**Your assignment**.
Whenever a line in the material below includes "Ubicacion", copy that line.

○ ○ ○ ○ ○ ○ ○

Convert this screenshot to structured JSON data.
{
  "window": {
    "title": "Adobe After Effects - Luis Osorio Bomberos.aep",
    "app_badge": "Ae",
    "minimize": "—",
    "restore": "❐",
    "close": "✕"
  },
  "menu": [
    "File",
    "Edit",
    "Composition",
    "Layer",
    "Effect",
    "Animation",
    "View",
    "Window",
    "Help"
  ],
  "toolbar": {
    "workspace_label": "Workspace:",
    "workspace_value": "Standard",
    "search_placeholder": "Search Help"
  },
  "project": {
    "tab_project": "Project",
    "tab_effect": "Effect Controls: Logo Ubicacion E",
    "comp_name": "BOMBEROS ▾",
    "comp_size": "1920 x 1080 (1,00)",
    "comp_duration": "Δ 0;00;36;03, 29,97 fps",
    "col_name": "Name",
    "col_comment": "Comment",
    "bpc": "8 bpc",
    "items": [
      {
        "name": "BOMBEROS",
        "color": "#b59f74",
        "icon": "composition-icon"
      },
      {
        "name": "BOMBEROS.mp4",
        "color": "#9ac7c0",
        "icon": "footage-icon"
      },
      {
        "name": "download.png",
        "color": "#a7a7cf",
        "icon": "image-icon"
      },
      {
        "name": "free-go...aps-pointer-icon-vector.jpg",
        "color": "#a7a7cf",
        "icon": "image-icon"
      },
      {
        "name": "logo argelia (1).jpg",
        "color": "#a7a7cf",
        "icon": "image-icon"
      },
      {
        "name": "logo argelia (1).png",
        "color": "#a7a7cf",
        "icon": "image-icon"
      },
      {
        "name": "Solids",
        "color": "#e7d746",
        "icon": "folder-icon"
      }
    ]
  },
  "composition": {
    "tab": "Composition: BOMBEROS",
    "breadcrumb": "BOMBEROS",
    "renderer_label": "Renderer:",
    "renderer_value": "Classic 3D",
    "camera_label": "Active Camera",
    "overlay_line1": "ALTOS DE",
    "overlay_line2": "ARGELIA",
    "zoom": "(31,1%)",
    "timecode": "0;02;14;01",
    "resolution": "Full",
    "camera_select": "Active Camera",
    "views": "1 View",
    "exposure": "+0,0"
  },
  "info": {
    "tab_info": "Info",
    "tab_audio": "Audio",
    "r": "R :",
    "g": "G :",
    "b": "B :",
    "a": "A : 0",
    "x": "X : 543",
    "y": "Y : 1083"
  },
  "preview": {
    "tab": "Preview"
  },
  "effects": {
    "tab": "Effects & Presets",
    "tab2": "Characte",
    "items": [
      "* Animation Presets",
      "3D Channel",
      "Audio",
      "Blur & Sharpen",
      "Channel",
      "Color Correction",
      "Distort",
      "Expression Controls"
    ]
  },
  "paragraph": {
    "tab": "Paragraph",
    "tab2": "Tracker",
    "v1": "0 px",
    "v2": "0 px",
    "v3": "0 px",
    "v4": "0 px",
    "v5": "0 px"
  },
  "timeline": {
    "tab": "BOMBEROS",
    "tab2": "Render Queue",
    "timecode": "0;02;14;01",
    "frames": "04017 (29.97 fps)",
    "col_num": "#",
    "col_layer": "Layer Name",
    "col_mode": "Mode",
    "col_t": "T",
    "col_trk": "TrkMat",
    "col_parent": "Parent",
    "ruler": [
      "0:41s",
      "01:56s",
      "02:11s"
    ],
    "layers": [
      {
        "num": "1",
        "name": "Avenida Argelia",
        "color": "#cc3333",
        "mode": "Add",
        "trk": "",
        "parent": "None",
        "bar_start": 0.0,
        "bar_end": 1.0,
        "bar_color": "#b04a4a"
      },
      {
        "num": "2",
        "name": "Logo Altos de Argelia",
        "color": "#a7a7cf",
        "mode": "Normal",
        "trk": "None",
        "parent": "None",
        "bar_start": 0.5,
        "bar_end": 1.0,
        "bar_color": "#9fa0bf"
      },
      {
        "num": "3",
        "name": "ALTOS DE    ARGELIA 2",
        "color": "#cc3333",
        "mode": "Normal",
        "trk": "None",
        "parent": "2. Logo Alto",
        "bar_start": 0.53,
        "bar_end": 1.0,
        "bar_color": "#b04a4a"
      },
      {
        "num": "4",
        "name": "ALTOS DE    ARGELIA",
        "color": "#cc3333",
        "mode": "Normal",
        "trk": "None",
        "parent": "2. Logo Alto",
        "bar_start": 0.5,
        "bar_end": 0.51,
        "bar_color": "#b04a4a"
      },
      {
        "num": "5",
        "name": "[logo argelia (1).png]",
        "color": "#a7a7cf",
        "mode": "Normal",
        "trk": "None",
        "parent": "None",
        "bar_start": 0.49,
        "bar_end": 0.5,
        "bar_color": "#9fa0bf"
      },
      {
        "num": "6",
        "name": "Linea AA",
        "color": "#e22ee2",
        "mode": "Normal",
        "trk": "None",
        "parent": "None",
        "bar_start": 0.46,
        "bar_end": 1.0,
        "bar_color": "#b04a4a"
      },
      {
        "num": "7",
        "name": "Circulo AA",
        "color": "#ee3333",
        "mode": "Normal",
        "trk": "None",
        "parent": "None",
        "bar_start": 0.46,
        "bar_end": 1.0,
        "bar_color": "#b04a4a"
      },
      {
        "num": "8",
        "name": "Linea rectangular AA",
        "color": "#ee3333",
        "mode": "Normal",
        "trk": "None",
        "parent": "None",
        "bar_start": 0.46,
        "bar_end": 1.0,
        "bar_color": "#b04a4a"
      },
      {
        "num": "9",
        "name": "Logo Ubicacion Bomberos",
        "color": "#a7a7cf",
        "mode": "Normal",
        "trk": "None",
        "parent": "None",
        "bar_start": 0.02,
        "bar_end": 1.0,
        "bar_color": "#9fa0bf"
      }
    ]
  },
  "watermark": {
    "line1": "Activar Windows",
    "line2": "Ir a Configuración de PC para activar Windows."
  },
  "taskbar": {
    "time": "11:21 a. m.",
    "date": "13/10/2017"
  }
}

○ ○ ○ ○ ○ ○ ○

**Answer section**.
    "tab_effect": "Effect Controls: Logo Ubicacion E",
        "name": "Logo Ubicacion Bomberos",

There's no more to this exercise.